News & Events

EEE: What You Need to Know

Eastern Equine Encephalitis (EEE) is on the rise in many Boston suburbs – but what exactly is it? How can you get it? How can you protect yourself and your family? Attending Physician and Associate Director of the Infectious Diseases Fellowship Program, Brian D. W. Chow, MD, answers all of our pressing questions in this brief Q&A.

What is EEE and what happens if you get it?

Eastern Equine Encephalitis (EEE) is a virus transmitted from a mosquito bite.
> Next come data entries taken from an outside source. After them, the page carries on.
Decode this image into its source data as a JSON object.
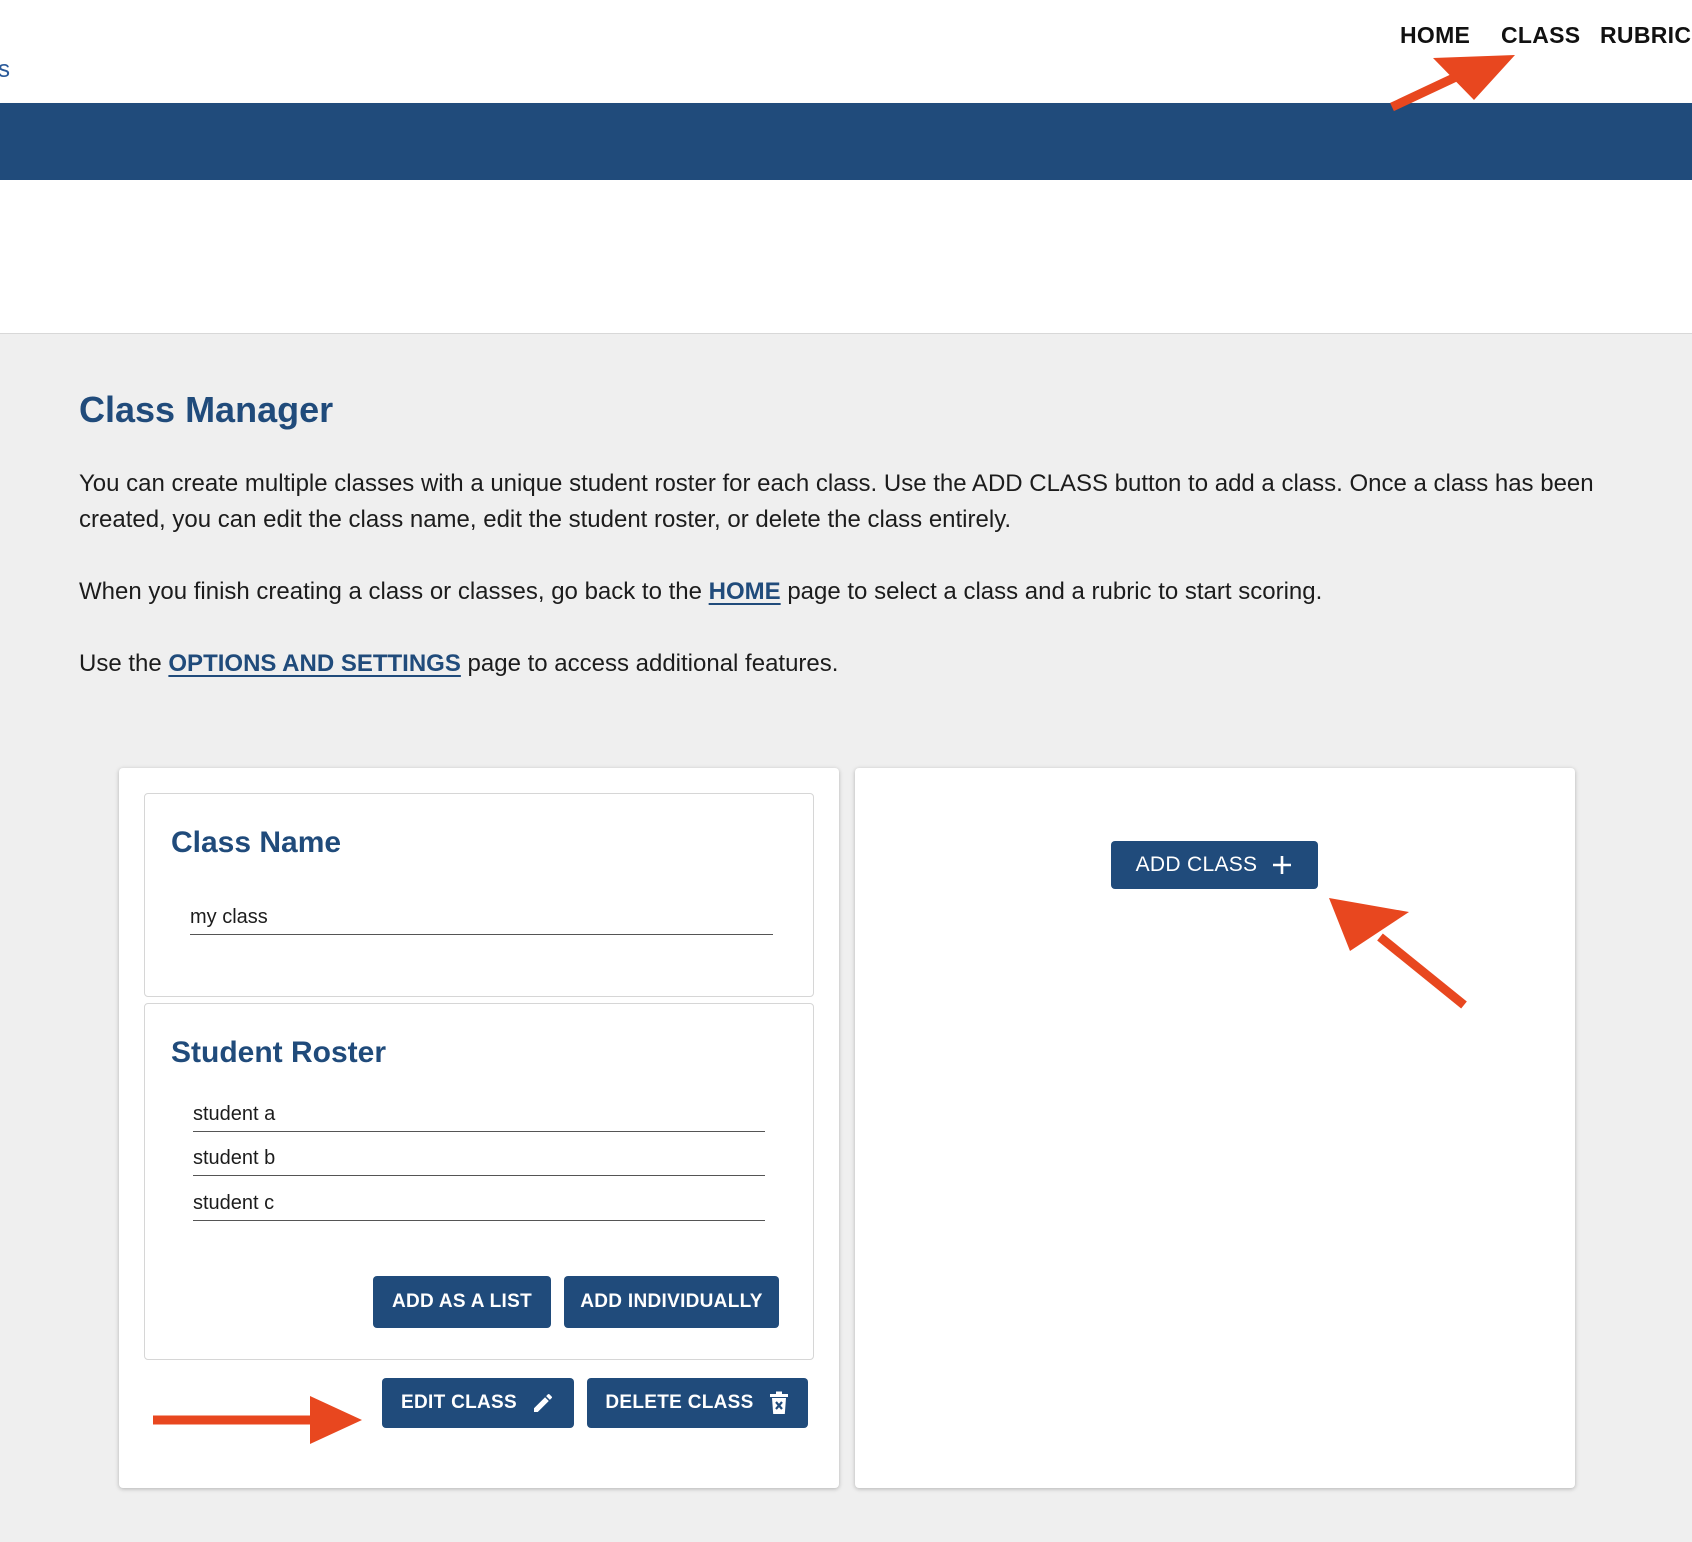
{
  "header": {
    "edge_fragment": "s",
    "nav": {
      "home": "HOME",
      "class": "CLASS",
      "rubric": "RUBRIC"
    }
  },
  "main": {
    "title": "Class Manager",
    "para1": "You can create multiple classes with a unique student roster for each class. Use the ADD CLASS button to add a class. Once a class has been created, you can edit the class name, edit the student roster, or delete the class entirely.",
    "para2": {
      "before": "When you finish creating a class or classes, go back to the ",
      "link": "HOME",
      "after": " page to select a class and a rubric to start scoring."
    },
    "para3": {
      "before": "Use the ",
      "link": "OPTIONS AND SETTINGS",
      "after": " page to access additional features."
    }
  },
  "class_card": {
    "class_name_title": "Class Name",
    "class_name_value": "my class",
    "roster_title": "Student Roster",
    "students": [
      "student a",
      "student b",
      "student c"
    ],
    "add_as_list_label": "ADD AS A LIST",
    "add_individually_label": "ADD INDIVIDUALLY",
    "edit_class_label": "EDIT CLASS",
    "delete_class_label": "DELETE CLASS"
  },
  "add_card": {
    "add_class_label": "ADD CLASS"
  },
  "icons": {
    "edit": "pencil-icon",
    "delete": "trash-icon",
    "add": "plus-icon",
    "annotation": "arrow-icon"
  },
  "colors": {
    "brand": "#204b7b",
    "annotation": "#e8471f",
    "background": "#efefef"
  }
}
It normally lives in birds, but certain mosquitoes that bite both birds and humans can pass the virus to humans.

It is estimated that in the vast majority of cases, about 95%, the person will fight off the virus with only a mild illness. In the remaining 5%, the virus will travel to the brain and cause encephalitis—inflammation and swelling of the brain.

Most cases will start with a mild illness and fever. Cases of encephalitis will develop signs and symptoms about 3-4 days into the illness. This can include headache, drowsiness, confusion and/or change in personality. Of people who develop encephalitis, even with modern medical care, about one-third will die, and many survivors will have long lasting nervous system problems.

Are there treatments available?

There is no vaccine for EEE, and there is no medicine which acts directly against the virus. Doctors and nurses support the body’s functions as the body heals.

What is the prevalence in MA?

EEE comes and goes. The last outbreak in Massachusetts was in 2019. So far in 2020, there has been no reported cases in Massachusetts and the risk is low across most counties. View the Massachusetts Department of Public Health risk map >

How you can protect yourself and your family?

Keep from getting bitten by mosquitoes! Here are some tips:

  • The mosquitoes that transmit EEE bite between dusk and dawn. Avoid spending time outdoors during these times if you can.
  • Ensure that you sleep with windows closed and air conditioning on.
  • If you have screens, make sure they are in good repair and have no holes where mosquitoes can get inside.
  • While outside, wear clothes that will cover up as much skin as possible to reduce areas where mosquitoes can bite.
  • Wear a CDC recommended insect repellent, such as DEET or oil of lemon eucalyptus.
  • Make sure you get rid of standing or stagnant water to reduce placed where mosquitoes can breed.

What you should ask of your town/city for further protection?

Ask about any plans for spraying for mosquitoes and instructions on what do while they are spraying in your neighborhood. The Massachusetts Department of Public Health maintains maps showing the risk for EEE in your area.